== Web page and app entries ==
□ □ □ □
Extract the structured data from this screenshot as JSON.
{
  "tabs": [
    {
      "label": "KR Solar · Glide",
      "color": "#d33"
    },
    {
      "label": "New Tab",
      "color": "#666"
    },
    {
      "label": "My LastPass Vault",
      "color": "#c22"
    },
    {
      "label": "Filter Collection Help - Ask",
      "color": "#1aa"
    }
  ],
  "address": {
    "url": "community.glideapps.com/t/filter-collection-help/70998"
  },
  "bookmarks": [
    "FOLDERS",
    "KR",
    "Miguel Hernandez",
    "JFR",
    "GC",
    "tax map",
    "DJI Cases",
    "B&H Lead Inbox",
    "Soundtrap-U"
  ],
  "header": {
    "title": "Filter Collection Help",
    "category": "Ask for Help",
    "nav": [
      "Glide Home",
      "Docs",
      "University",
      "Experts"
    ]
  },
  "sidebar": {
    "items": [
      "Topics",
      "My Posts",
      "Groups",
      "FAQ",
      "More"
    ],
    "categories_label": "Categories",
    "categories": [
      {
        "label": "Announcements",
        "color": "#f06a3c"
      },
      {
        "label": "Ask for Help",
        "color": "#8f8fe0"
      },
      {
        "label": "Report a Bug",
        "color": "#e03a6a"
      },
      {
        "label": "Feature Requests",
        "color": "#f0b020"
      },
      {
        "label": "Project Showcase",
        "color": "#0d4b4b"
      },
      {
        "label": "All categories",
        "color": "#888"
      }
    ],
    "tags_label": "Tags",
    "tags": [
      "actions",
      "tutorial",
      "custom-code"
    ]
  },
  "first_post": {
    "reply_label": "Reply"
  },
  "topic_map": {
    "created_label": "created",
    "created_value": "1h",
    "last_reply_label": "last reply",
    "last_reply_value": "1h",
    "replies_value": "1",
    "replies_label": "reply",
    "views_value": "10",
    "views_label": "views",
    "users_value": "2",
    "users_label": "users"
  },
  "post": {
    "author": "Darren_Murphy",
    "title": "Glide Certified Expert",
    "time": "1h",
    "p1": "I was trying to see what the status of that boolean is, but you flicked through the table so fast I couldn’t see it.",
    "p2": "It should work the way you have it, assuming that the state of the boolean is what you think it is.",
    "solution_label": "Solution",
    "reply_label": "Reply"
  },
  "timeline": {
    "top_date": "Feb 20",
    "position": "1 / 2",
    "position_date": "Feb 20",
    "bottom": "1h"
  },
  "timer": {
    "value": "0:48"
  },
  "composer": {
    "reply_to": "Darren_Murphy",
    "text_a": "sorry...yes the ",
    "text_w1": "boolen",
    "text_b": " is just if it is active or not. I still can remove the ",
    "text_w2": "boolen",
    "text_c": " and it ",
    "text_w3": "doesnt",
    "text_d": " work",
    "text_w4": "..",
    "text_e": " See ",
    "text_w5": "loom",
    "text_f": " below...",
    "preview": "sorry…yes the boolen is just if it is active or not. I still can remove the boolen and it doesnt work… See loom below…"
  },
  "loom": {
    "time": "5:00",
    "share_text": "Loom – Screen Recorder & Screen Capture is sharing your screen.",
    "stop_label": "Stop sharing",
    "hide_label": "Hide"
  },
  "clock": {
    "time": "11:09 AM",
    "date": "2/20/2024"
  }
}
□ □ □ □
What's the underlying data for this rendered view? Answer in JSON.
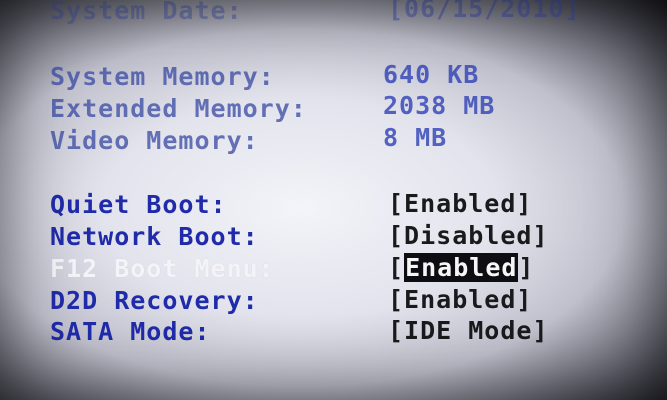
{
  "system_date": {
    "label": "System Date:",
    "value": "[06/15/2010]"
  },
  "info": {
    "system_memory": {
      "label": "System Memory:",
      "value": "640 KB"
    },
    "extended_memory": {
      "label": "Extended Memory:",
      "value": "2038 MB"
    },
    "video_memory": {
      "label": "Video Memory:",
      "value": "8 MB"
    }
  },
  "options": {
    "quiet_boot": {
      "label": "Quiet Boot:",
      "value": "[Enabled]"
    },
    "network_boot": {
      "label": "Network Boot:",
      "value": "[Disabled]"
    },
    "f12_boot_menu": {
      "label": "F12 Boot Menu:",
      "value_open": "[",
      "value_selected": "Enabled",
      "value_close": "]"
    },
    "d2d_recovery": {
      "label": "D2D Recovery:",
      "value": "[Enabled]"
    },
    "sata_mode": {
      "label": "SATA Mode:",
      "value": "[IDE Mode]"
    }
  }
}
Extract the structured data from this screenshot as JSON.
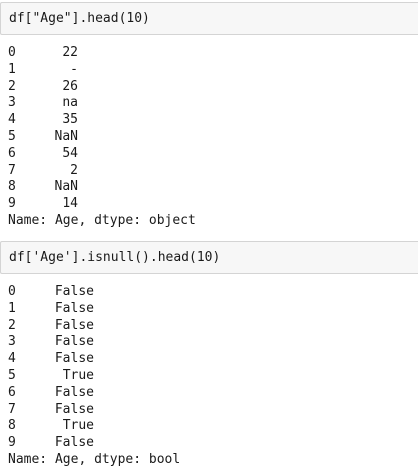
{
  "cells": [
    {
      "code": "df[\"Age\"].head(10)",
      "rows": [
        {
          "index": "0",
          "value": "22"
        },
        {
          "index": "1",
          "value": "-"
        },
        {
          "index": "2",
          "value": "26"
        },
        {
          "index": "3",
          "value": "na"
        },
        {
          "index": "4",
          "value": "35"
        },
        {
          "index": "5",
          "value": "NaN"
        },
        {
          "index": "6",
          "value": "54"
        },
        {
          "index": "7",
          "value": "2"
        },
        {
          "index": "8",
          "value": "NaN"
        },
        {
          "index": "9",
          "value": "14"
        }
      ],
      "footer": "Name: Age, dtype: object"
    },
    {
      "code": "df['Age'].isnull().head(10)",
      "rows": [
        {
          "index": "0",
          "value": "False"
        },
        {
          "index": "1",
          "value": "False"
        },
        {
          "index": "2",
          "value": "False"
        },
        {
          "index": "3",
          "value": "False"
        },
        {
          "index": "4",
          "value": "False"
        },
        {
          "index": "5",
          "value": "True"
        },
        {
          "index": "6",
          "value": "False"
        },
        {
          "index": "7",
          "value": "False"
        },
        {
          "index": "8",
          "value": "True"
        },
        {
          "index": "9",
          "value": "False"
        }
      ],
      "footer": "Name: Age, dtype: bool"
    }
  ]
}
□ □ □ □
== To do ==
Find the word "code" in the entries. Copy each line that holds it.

== Task answer ==
      "custom-code"
      "code": "df[\"Age\"].head(10)",
      "code": "df['Age'].isnull().head(10)",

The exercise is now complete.